▶ _Task item_
Working line by line, output the entries below exactly as they appear.

▶ _Dataset records_

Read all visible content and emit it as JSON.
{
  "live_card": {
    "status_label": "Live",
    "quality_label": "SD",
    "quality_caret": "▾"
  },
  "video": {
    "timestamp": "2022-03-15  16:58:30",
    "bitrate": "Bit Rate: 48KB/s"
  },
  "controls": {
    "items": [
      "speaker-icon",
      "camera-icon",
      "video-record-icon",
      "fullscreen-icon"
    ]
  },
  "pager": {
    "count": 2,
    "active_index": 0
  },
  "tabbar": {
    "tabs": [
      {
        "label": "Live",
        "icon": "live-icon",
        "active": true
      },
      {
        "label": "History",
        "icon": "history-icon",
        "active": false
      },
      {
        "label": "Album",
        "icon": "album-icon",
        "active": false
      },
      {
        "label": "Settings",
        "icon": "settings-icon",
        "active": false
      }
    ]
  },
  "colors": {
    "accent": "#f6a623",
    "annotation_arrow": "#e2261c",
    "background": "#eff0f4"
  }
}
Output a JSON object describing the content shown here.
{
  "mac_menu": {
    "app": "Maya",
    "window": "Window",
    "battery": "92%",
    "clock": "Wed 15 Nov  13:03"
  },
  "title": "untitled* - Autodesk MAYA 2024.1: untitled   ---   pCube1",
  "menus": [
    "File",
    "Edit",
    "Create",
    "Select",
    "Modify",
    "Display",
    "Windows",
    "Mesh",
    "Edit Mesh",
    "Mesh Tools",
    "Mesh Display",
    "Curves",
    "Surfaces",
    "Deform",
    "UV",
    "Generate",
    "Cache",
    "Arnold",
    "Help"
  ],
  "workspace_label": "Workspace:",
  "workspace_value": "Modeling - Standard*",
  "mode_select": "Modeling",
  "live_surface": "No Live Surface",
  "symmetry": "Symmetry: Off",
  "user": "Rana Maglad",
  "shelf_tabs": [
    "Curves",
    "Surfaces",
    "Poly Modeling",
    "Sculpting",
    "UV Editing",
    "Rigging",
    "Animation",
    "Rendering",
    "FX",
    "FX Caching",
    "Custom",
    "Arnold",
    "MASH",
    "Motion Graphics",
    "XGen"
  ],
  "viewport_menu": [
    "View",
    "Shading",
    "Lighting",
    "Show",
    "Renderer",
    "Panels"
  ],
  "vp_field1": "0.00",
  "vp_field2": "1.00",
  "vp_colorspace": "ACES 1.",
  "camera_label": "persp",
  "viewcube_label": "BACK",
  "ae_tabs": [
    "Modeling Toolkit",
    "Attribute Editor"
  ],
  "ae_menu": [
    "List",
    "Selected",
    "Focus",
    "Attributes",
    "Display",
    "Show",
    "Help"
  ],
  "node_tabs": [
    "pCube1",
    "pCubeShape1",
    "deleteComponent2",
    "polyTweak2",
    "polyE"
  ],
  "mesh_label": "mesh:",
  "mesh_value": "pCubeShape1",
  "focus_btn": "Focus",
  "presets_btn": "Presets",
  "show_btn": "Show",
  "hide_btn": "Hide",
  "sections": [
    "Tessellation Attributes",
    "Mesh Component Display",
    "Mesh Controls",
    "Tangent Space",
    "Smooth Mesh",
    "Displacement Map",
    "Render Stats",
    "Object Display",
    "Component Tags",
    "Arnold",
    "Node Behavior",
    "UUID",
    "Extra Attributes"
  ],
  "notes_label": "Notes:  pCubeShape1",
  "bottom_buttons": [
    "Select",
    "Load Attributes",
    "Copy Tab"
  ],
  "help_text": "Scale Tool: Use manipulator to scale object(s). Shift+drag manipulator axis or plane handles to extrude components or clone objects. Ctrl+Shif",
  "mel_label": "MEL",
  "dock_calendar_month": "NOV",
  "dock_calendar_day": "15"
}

▶ _Result for this task_
Read all visible content and emit it as JSON.
{
  "live_card": {
    "status_label": "Live",
    "quality_label": "SD",
    "quality_caret": "▾"
  },
  "video": {
    "timestamp": "2022-03-15  16:58:30",
    "bitrate": "Bit Rate: 48KB/s"
  },
  "controls": {
    "items": [
      "speaker-icon",
      "camera-icon",
      "video-record-icon",
      "fullscreen-icon"
    ]
  },
  "pager": {
    "count": 2,
    "active_index": 0
  },
  "tabbar": {
    "tabs": [
      {
        "label": "Live",
        "icon": "live-icon",
        "active": true
      },
      {
        "label": "History",
        "icon": "history-icon",
        "active": false
      },
      {
        "label": "Album",
        "icon": "album-icon",
        "active": false
      },
      {
        "label": "Settings",
        "icon": "settings-icon",
        "active": false
      }
    ]
  },
  "colors": {
    "accent": "#f6a623",
    "annotation_arrow": "#e2261c",
    "background": "#eff0f4"
  }
}
Output a JSON object describing the content shown here.
{
  "mac_menu": {
    "app": "Maya",
    "window": "Window",
    "battery": "92%",
    "clock": "Wed 15 Nov  13:03"
  },
  "title": "untitled* - Autodesk MAYA 2024.1: untitled   ---   pCube1",
  "menus": [
    "File",
    "Edit",
    "Create",
    "Select",
    "Modify",
    "Display",
    "Windows",
    "Mesh",
    "Edit Mesh",
    "Mesh Tools",
    "Mesh Display",
    "Curves",
    "Surfaces",
    "Deform",
    "UV",
    "Generate",
    "Cache",
    "Arnold",
    "Help"
  ],
  "workspace_label": "Workspace:",
  "workspace_value": "Modeling - Standard*",
  "mode_select": "Modeling",
  "live_surface": "No Live Surface",
  "symmetry": "Symmetry: Off",
  "user": "Rana Maglad",
  "shelf_tabs": [
    "Curves",
    "Surfaces",
    "Poly Modeling",
    "Sculpting",
    "UV Editing",
    "Rigging",
    "Animation",
    "Rendering",
    "FX",
    "FX Caching",
    "Custom",
    "Arnold",
    "MASH",
    "Motion Graphics",
    "XGen"
  ],
  "viewport_menu": [
    "View",
    "Shading",
    "Lighting",
    "Show",
    "Renderer",
    "Panels"
  ],
  "vp_field1": "0.00",
  "vp_field2": "1.00",
  "vp_colorspace": "ACES 1.",
  "camera_label": "persp",
  "viewcube_label": "BACK",
  "ae_tabs": [
    "Modeling Toolkit",
    "Attribute Editor"
  ],
  "ae_menu": [
    "List",
    "Selected",
    "Focus",
    "Attributes",
    "Display",
    "Show",
    "Help"
  ],
  "node_tabs": [
    "pCube1",
    "pCubeShape1",
    "deleteComponent2",
    "polyTweak2",
    "polyE"
  ],
  "mesh_label": "mesh:",
  "mesh_value": "pCubeShape1",
  "focus_btn": "Focus",
  "presets_btn": "Presets",
  "show_btn": "Show",
  "hide_btn": "Hide",
  "sections": [
    "Tessellation Attributes",
    "Mesh Component Display",
    "Mesh Controls",
    "Tangent Space",
    "Smooth Mesh",
    "Displacement Map",
    "Render Stats",
    "Object Display",
    "Component Tags",
    "Arnold",
    "Node Behavior",
    "UUID",
    "Extra Attributes"
  ],
  "notes_label": "Notes:  pCubeShape1",
  "bottom_buttons": [
    "Select",
    "Load Attributes",
    "Copy Tab"
  ],
  "help_text": "Scale Tool: Use manipulator to scale object(s). Shift+drag manipulator axis or plane handles to extrude components or clone objects. Ctrl+Shif",
  "mel_label": "MEL",
  "dock_calendar_month": "NOV",
  "dock_calendar_day": "15"
}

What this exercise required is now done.